The outer bailey was built during the 15th Century. It demonstrates how the medieval method of building fortifications was adapted to meet the challenges of military combat with the new firearms.
Although only the lower part of the stone wall still exists, traces of the battlement are still visible. According to the engraving from 1643 the upper part of the battlement was crenellated. The cut stones at the gate are of red sandstone, which is typical for the Black Forest. The stones filling the wall are shell limestone, which is typical for the area east of Nagold.
The firing slits in the tower next to the entrance to the tournament garden were used for shooting with the new small arms.
The outer bailey is also called the tournament garden. Tournaments were a luxury, which probably couldn’t be financed very often. Due to the large number of trees today, it is hard to imagine where jousting could have taken place. After the destruction of the castle in 1645, the people of Nagold were allowed to use the tournament garden as a stone quarry, as well as for small gardens and as a meadow. Somewhere in an unknown place there was a draw-well. The present garden of exotic trees was planted between 1863 and 1880.

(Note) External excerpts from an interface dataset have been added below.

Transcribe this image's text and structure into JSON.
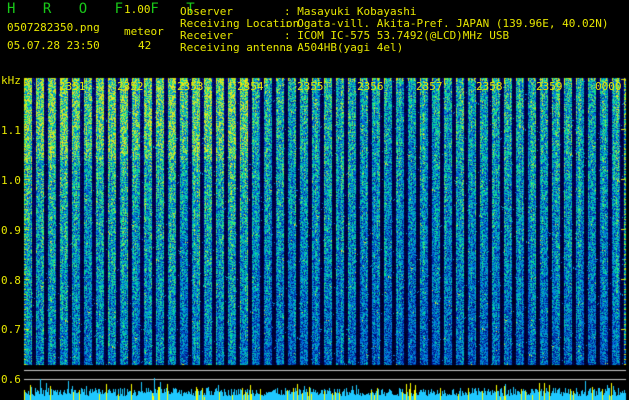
{
  "header": {
    "app_title": "H R O F F T",
    "app_version": "1.00",
    "file_name": "0507282350.png",
    "datetime": "05.07.28 23:50",
    "meteor_label": "meteor",
    "meteor_count": "42"
  },
  "info": [
    {
      "key": "Observer",
      "value": ": Masayuki Kobayashi"
    },
    {
      "key": "Receiving Location",
      "value": ": Ogata-vill. Akita-Pref. JAPAN (139.96E, 40.02N)"
    },
    {
      "key": "Receiver",
      "value": ": ICOM IC-575 53.7492(@LCD)MHz USB"
    },
    {
      "key": "Receiving antenna",
      "value": ": A504HB(yagi 4el)"
    }
  ],
  "spectrogram": {
    "y_unit": "kHz",
    "y_ticks": [
      "1.1",
      "1.0",
      "0.9",
      "0.8",
      "0.7",
      "0.6"
    ],
    "time_ticks": [
      "2351",
      "2352",
      "2353",
      "2354",
      "2355",
      "2356",
      "2357",
      "2358",
      "2359",
      "0000"
    ],
    "colors": {
      "label": "#e6e600",
      "title": "#19c819",
      "background": "#000000"
    }
  }
}
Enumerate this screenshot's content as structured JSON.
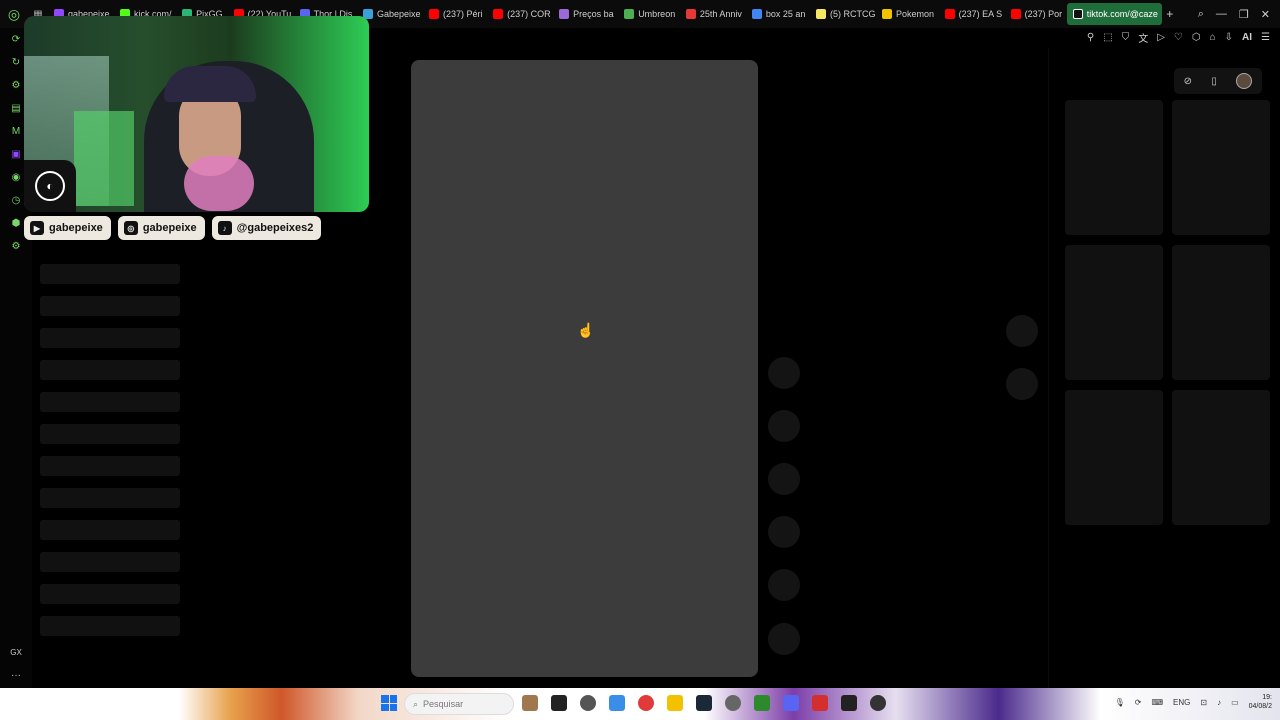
{
  "tabs": [
    {
      "label": "gabepeixe",
      "color": "#9146ff"
    },
    {
      "label": "kick.com/",
      "color": "#53fc18"
    },
    {
      "label": "PixGG",
      "color": "#2bb673"
    },
    {
      "label": "(22) YouTu",
      "color": "#ff0000"
    },
    {
      "label": "Thor | Dis",
      "color": "#5865f2"
    },
    {
      "label": "Gabepeixe",
      "color": "#3aa0d8"
    },
    {
      "label": "(237) Péri",
      "color": "#ff0000"
    },
    {
      "label": "(237) COR",
      "color": "#ff0000"
    },
    {
      "label": "Preços ba",
      "color": "#9c6ad8"
    },
    {
      "label": "Umbreon",
      "color": "#4caf50"
    },
    {
      "label": "25th Anniv",
      "color": "#e53935"
    },
    {
      "label": "box 25 an",
      "color": "#4285f4"
    },
    {
      "label": "(5) RCTCG",
      "color": "#f5e663"
    },
    {
      "label": "Pokemon",
      "color": "#f2c200"
    },
    {
      "label": "(237) EA S",
      "color": "#ff0000"
    },
    {
      "label": "(237) Por",
      "color": "#ff0000"
    }
  ],
  "active_tab": {
    "label": "tiktok.com/@caze"
  },
  "window_controls": {
    "search": "⌕",
    "minimize": "—",
    "restore": "❐",
    "close": "✕"
  },
  "toolbar_icons": [
    "pin-icon",
    "screenshot-icon",
    "shield-icon",
    "translate-icon",
    "play-icon",
    "heart-icon",
    "extensions-icon",
    "wallet-icon",
    "download-icon",
    "ai-icon",
    "menu-icon"
  ],
  "toolbar_ai_label": "AI",
  "socials": [
    {
      "icon": "youtube-icon",
      "label": "gabepeixe"
    },
    {
      "icon": "instagram-icon",
      "label": "gabepeixe"
    },
    {
      "icon": "tiktok-icon",
      "label": "@gabepeixes2"
    }
  ],
  "gx_footer": "GX",
  "gx_more": "···",
  "taskbar": {
    "search_placeholder": "Pesquisar",
    "tray_lang": "ENG",
    "time": "19:",
    "date": "04/08/2"
  },
  "colors": {
    "accent": "#7bd56a",
    "active_tab": "#1f6d3b",
    "video_placeholder": "#3c3c3c"
  }
}
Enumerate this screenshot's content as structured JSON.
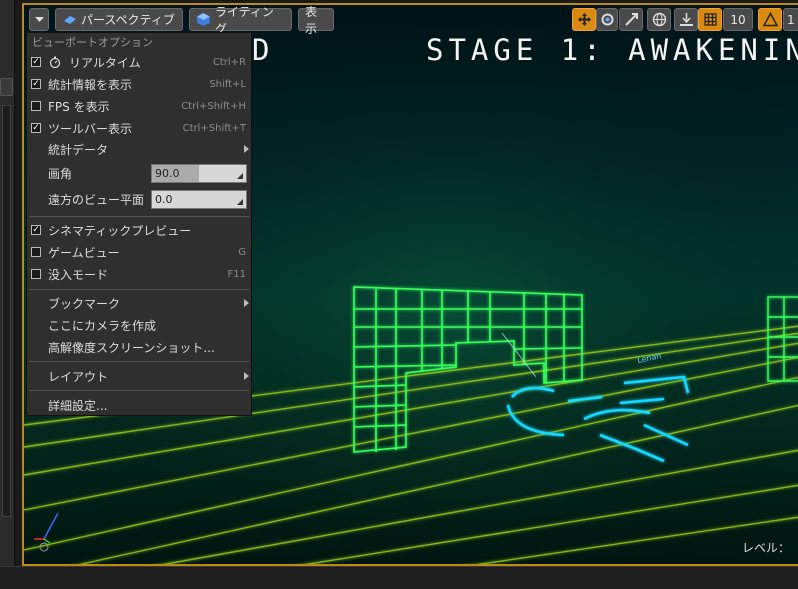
{
  "toolbar": {
    "dropdown_icon": "chevron-down-icon",
    "perspective_label": "パースペクティブ",
    "lighting_label": "ライティング",
    "show_label": "表示",
    "grid_value": "10",
    "rotation_value": "1"
  },
  "viewport": {
    "stage_title": "STAGE 1: AWAKENIN",
    "left_text": "D",
    "level_label": "レベル："
  },
  "menu": {
    "header": "ビューポートオプション",
    "realtime": {
      "label": "リアルタイム",
      "shortcut": "Ctrl+R",
      "checked": true
    },
    "stats": {
      "label": "統計情報を表示",
      "shortcut": "Shift+L",
      "checked": true
    },
    "fps": {
      "label": "FPS を表示",
      "shortcut": "Ctrl+Shift+H",
      "checked": false
    },
    "toolbar_show": {
      "label": "ツールバー表示",
      "shortcut": "Ctrl+Shift+T",
      "checked": true
    },
    "stat_data": {
      "label": "統計データ"
    },
    "fov": {
      "label": "画角",
      "value": "90.0",
      "fill": 0.5
    },
    "far_plane": {
      "label": "遠方のビュー平面",
      "value": "0.0",
      "fill": 0.0
    },
    "cinematic": {
      "label": "シネマティックプレビュー",
      "checked": true
    },
    "game_view": {
      "label": "ゲームビュー",
      "shortcut": "G",
      "checked": false
    },
    "immersive": {
      "label": "没入モード",
      "shortcut": "F11",
      "checked": false
    },
    "bookmark": {
      "label": "ブックマーク"
    },
    "create_camera": {
      "label": "ここにカメラを作成"
    },
    "hires_shot": {
      "label": "高解像度スクリーンショット..."
    },
    "layout": {
      "label": "レイアウト"
    },
    "advanced": {
      "label": "詳細設定..."
    }
  }
}
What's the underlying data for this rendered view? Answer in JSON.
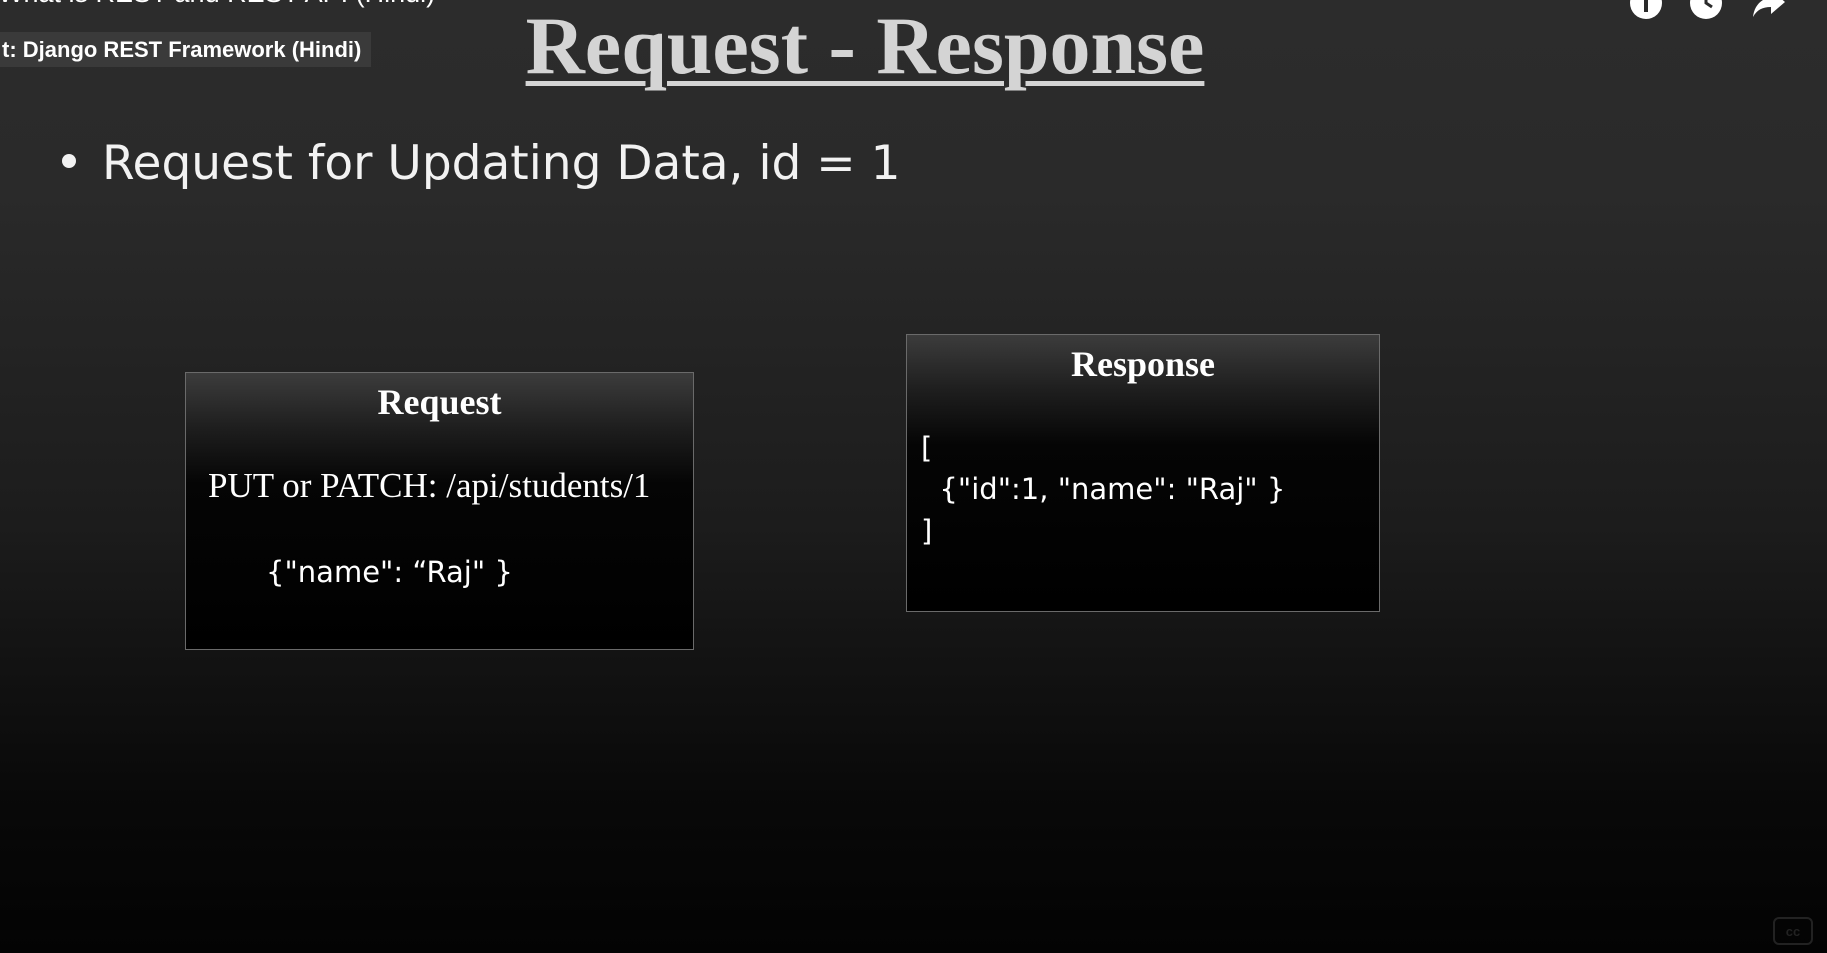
{
  "video": {
    "title": "What is REST and REST API (Hindi)",
    "playlist": "t: Django REST Framework (Hindi)"
  },
  "slide": {
    "title": "Request - Response",
    "bullet": "Request for Updating Data, id = 1",
    "request_box": {
      "heading": "Request",
      "method_line": "PUT or PATCH: /api/students/1",
      "body_line": "{\"name\": “Raj\" }"
    },
    "response_box": {
      "heading": "Response",
      "open_bracket": "[",
      "body_line": "  {\"id\":1, \"name\": \"Raj\" }",
      "close_bracket": "]"
    }
  },
  "icons": [
    "info-icon",
    "clock-icon",
    "share-icon",
    "cc-icon"
  ],
  "colors": {
    "title": "#d4d4d4",
    "text": "#ffffff",
    "background_top": "#2c2c2c",
    "background_bottom": "#030303"
  }
}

Pinnacles are usually rectangular parts of masonry on top of walls, towers and buildings. The firing slits between them are called crenelle. Pinnacles were used as shields when defending the fortification. During the High and Late Middle Ages they were an important part of the fortification but during the Renaissance they degenerated to decoration.
Firing slits were already used in the antique. There are different types of firing slits, from narrow slits – sometimes formed like keyholes – to the baroque „mouthslits“, which have a relief like a mask. Firing slits in the form of a keyhole were developed during the 15th Century and were well suited for shooting with the new small arms. The slits were very hard to hit from outside the wall. Inside the tower the marksman had lots of room to maneuver.
The outer bailey is also called tournament garden and dates back to the 15th century. (Learn more)
The moat with its steep sides separates the outer bailey from the main castle. (Learn more)
The basic form of the medieval main castle is a triangle. (Learn more)
The watch-tower was the last refuge and defence post. (Learn more)
The tower dwelling type of residence was situated on the eastern side of the castle. (Learn more)
The hay house was evidently located on the eastern side of the castle. (Learn more)
Traces and remains of the house with a gable, tower dwelling and stairway. (Learn more)
Collections of stone balls are on the small bastion. (Learn more)
The foundation of a predecessor tower and part of the shield wall are the oldest remaining parts of the castle. (Learn more)
The harp creates gentle sounds when the wind is strong enough. (Learn more)
Its position was probably between the northwestern tower and the watchtower. (Learn more)
The well tower protrudes like a bastion from the eastern castle wall. (Learn more)
The lower enclosure wall was built in the style of medieval fortifications. (Learn more)